Kooky is Phil and Alex. And sometimes Kooky is Alex and Phil. But always with a lot of calling in favours from our friends. In particular we would not have existed without the encouragement and support of our friend Keith Jenkins (Wurlitzer Jukebox).

We started the label in 1996 with the money Alex got in compensation for a beating he took at the Shepherds Bush Empire. A small amount of money for a big kicking, but on the up-side, it was also enough to put out a split single featuring our chum Mick Harrison from Prolapse (Ears Go FFF!). Friends were dismayed that the NME described it as "the sound of killing flies with a Black and Decker sander", but we were thrilled.
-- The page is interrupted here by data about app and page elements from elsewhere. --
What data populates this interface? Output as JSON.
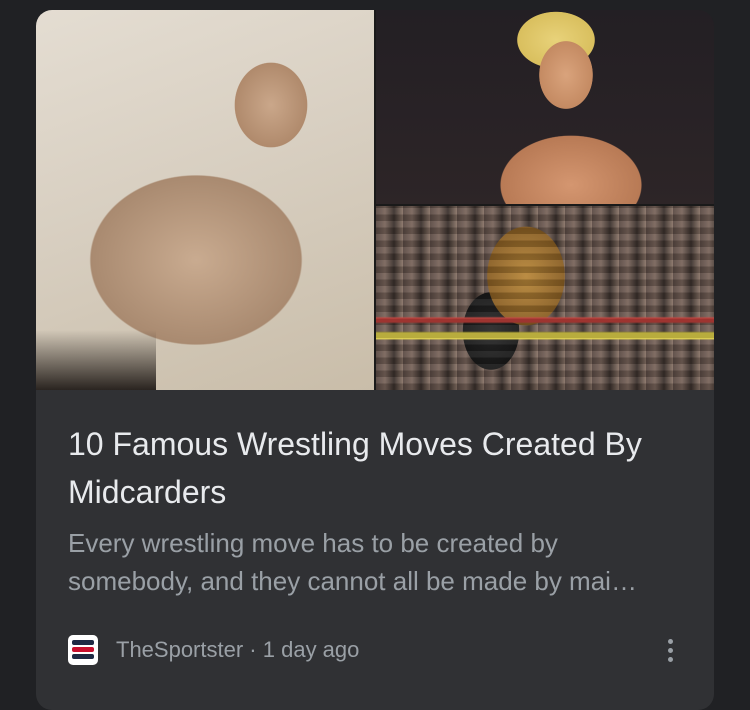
{
  "article": {
    "title": "10 Famous Wrestling Moves Created By Midcarders",
    "snippet": "Every wrestling move has to be created by somebody, and they cannot all be made by mai…",
    "source": "TheSportster",
    "separator": "·",
    "time_ago": "1 day ago"
  },
  "colors": {
    "page_background": "#202124",
    "card_background": "#303134",
    "title_text": "#e8eaed",
    "secondary_text": "#9aa0a6",
    "logo_red": "#c8102e",
    "logo_dark": "#1f2a44"
  },
  "icons": {
    "source_logo": "thesportster-logo-icon",
    "menu": "more-vert-icon"
  }
}
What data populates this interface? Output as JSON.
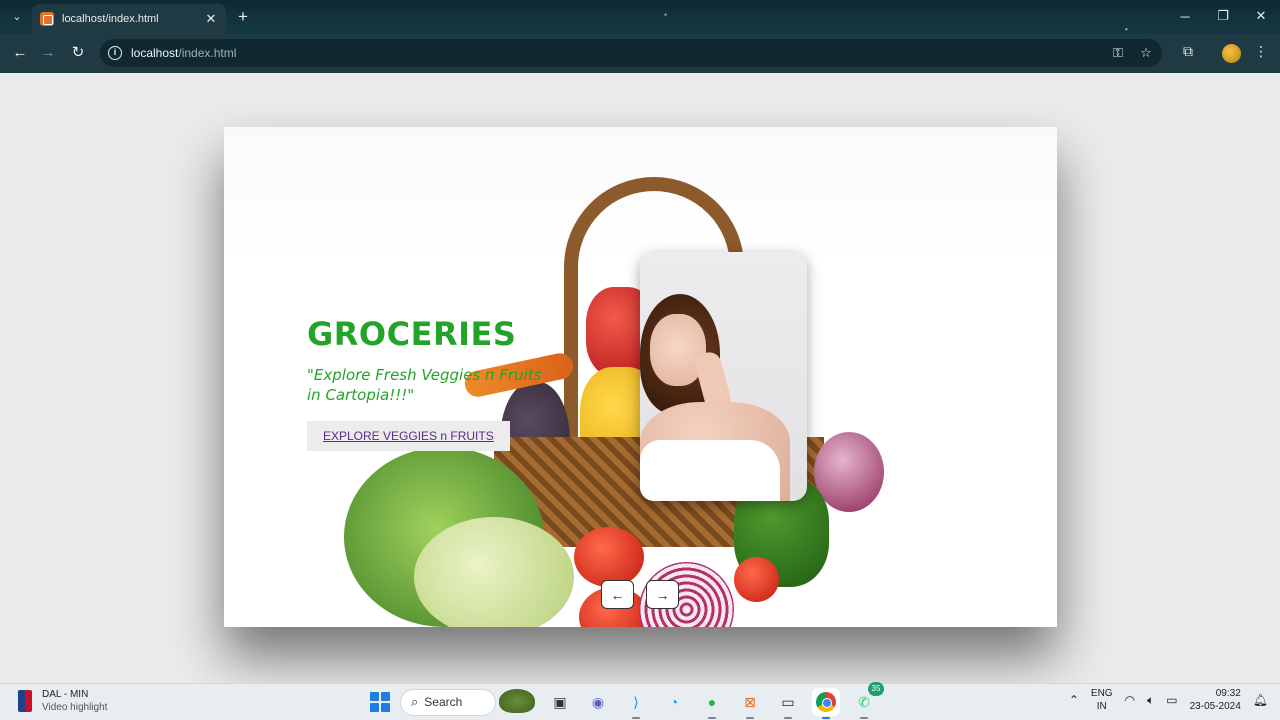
{
  "browser": {
    "tab_title": "localhost/index.html",
    "tab_close": "✕",
    "new_tab": "+",
    "url_host": "localhost",
    "url_path": "/index.html",
    "win_minimize": "─",
    "win_restore": "❐",
    "win_close": "✕"
  },
  "page": {
    "hero_title": "GROCERIES",
    "hero_subtitle": "\"Explore Fresh Veggies n Fruits in Cartopia!!!\"",
    "hero_button": "EXPLORE VEGGIES n FRUITS",
    "prev_arrow": "←",
    "next_arrow": "→",
    "colors": {
      "accent_green": "#23a32a",
      "button_link": "#5b2a8a"
    }
  },
  "taskbar": {
    "widget_title": "DAL - MIN",
    "widget_subtitle": "Video highlight",
    "search_placeholder": "Search",
    "whatsapp_badge": "35",
    "lang_primary": "ENG",
    "lang_secondary": "IN",
    "time": "09:32",
    "date": "23-05-2024"
  }
}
We sold out on pre-sale.

True Collectors must collect

And hark; the major labels are crying out that illegal downloading is killing music. Our considered response is "Ha, ha, ha". We at Kooky have always encouraged people to share our releases with friends. Our only compilation, 'Fear of obsolescence' Kookydisc 13, was a D-I-Y tape companion to compile yourself. In truth, the release was just a free tape cover but this was our way of responding to the calls we were getting to put out a CD collection of our hard to find early releases. It all seemed too formulaic. Put out a number of singles and then whack them all out on a CD.

"Who cares?" I hear you cry. Well, people did, and people still do. "True Collectors must collect" Sean O'Hagan sings on 'Checking In and Checking Out', Alpaca Park 1995. We're still enormously proud of our 169 maroon vinyl Seafood singles with glorious sleeves hand printed (literally) by the band. Its crazy, but its true; people were writing expressly to request one of the limited few with Charles big thumb prints. The band have all subsequently exhibited at the annual RCA postcard exhibition alongside Damien Hirst, Tracey Emin et al, so I hope that you have your copy cosseted in bubble wrap.

We can't pretend that all our releases have become collectors items but we've had enormous fun over the years sticking moving eyes on the first 150 Pram singles and making 90 handmade sleeves for our limited clear vinyl Plaza (It's Jo and Danny) / Joe Whitney (Flaming Stars) split single. Who knows, perhaps our finest hour will prove to have been our gnac/L'augmentation/Topper three single set bound in steel and ribbon.

And hey, just because chart singles are now outsold by ringtones, why should it diminish the buzz we get from pressing the first 10 copies on orange vinyl?

-- Alex and Phil (Autumn 1995)